I wonder how long it takes for the combination of stresses from sunlight, aquatic chemistry, and microbes to break these rocks down? Without human intervention, this stuff might be capable of floating around on the water for decades or even centuries.

It's interesting to see how a totally natural process can conceivably lead to large scale volcanic material circumnavigating the globe and being deposited in completely different basins. Of course we all know this, and I remember the first article about this event when it happened, but it is more interesting to see that it is happening in our lifetimes, rather than just some history lesson from a geology text book or encyclopedia...
Lex Talonis
1 / 5 (4) Apr 25, 2014
I was wondering...

It's not REALLY dangerous to shipping...

Ploughing through a 1000Km raft of it, I think would wear away quite a great deal of steel...
Nik_2213
5 / 5 (1) Apr 25, 2014
"It's not REALLY dangerous to shipping."

Please, please brush up on your engineering.
The bigger stuff blocks water intake screens and filters.
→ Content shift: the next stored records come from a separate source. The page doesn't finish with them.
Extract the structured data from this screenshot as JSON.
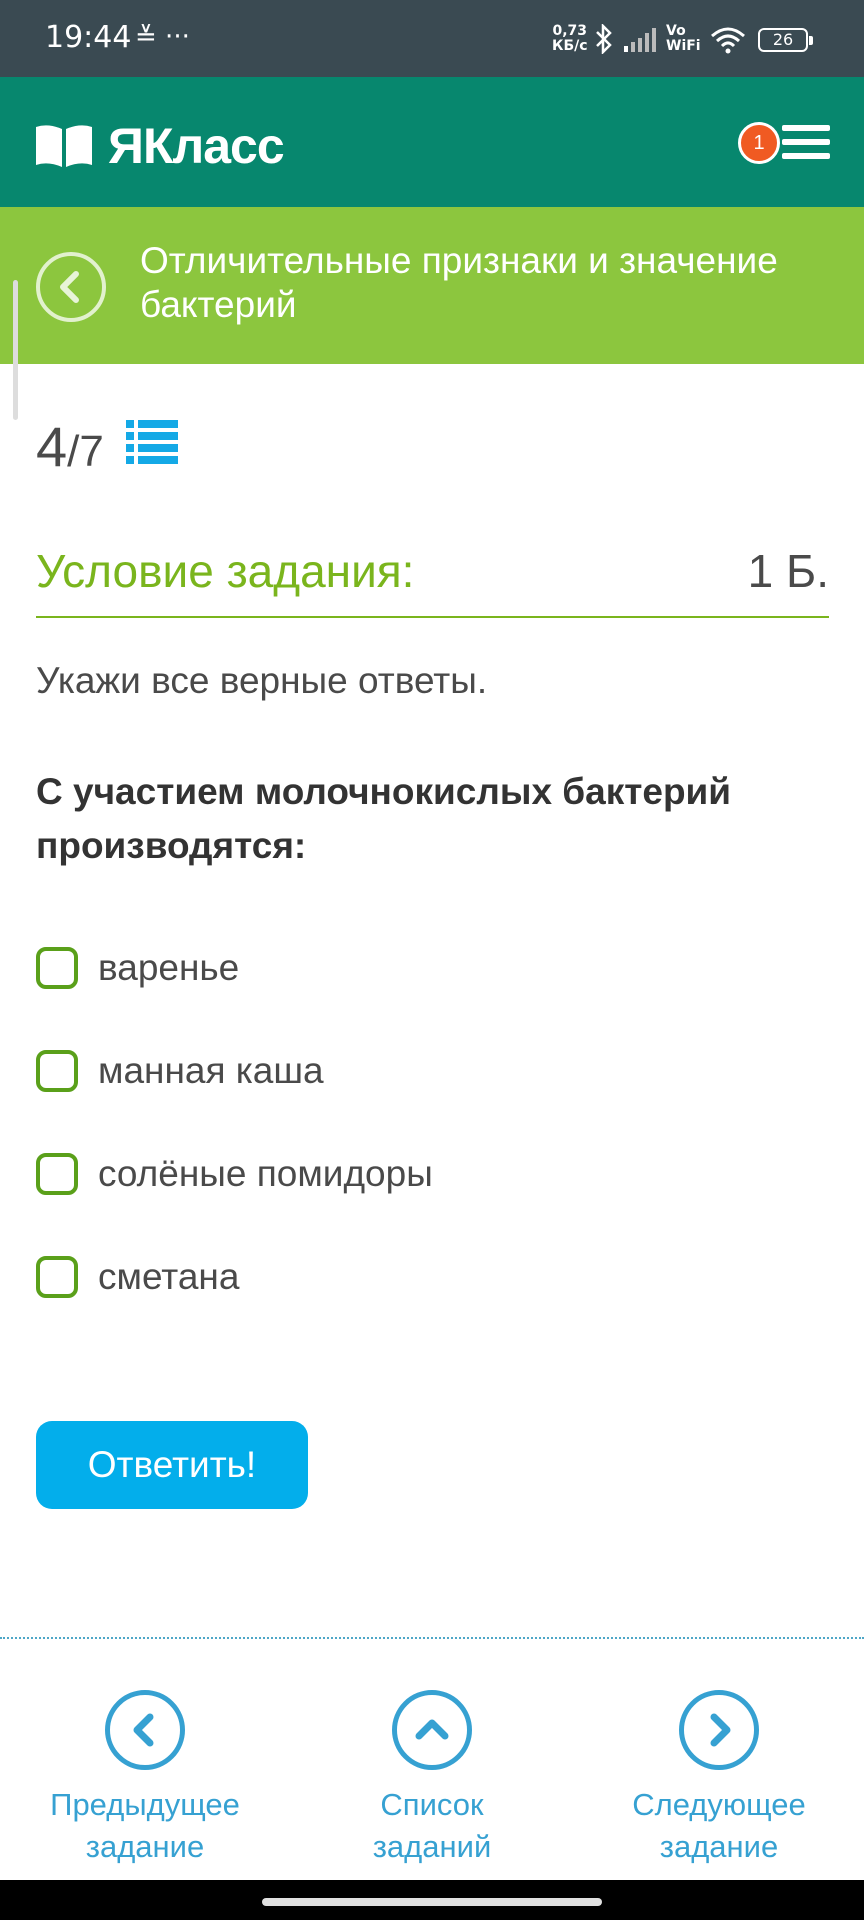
{
  "status_bar": {
    "time": "19:44",
    "left_icons": "≚ ···",
    "speed_value": "0,73",
    "speed_unit": "КБ/с",
    "vowifi_top": "Vo",
    "vowifi_bottom": "WiFi",
    "battery": "26"
  },
  "header": {
    "logo_text": "ЯКласс",
    "menu_badge": "1"
  },
  "topic": {
    "title": "Отличительные признаки и значение бактерий"
  },
  "progress": {
    "current": "4",
    "total": "/7"
  },
  "task": {
    "condition_label": "Условие задания:",
    "points": "1 Б.",
    "instruction": "Укажи все верные ответы.",
    "question": "С участием молочнокислых бактерий производятся:",
    "options": [
      {
        "label": "варенье",
        "checked": false
      },
      {
        "label": "манная каша",
        "checked": false
      },
      {
        "label": "солёные помидоры",
        "checked": false
      },
      {
        "label": "сметана",
        "checked": false
      }
    ],
    "answer_button": "Ответить!"
  },
  "nav": {
    "prev_line1": "Предыдущее",
    "prev_line2": "задание",
    "list_line1": "Список",
    "list_line2": "заданий",
    "next_line1": "Следующее",
    "next_line2": "задание"
  },
  "colors": {
    "header": "#07876e",
    "topic_bar": "#8cc63e",
    "accent_green": "#7ab51d",
    "button_blue": "#03aeeb",
    "nav_blue": "#36a1d2",
    "badge_orange": "#f05a22"
  }
}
The 'fines' ruin water pumps, clog up heat exchangers etc. And where do you think ships get their fresh water ? 'Fines' in the desalinator system are the stuff of nightmare...

For a local example, think about filling your SUV's radiator with really muddy gulley water. For an emergency, 'get you home' solution, sure. Just remember to drive gently and thoroughly flush the system ASAP.

For long, hard driving, you have a problem as the 'fines' will both erode the guts from the water pump, and clog the radiator matrix. The water temperature gauge is likely to creep up and up and up until the system boils over...
Lex Talonis
1 / 5 (1) Apr 26, 2014
@ Nik_2213.

If the idiots knew how to design ships as good as mine, they would not be using intakes.

So brush up on your non christian uneducated potty mouth.
Captain Stumpy
not rated yet Apr 26, 2014
@ Nik_2213.

If the idiots knew how to design ships as good as mine, they would not be using intakes.

So brush up on your non christian uneducated potty mouth.
@Lex Talonis
Please provide a link describing said ship so that we can see for ourselves....
engineering schematics are fine too

Nik_2213 was referring to the fact that most blue-water ships/boats have water makers as well as intakes for various purposes. it is not a wild guess to assume that it would be hazardous to shipping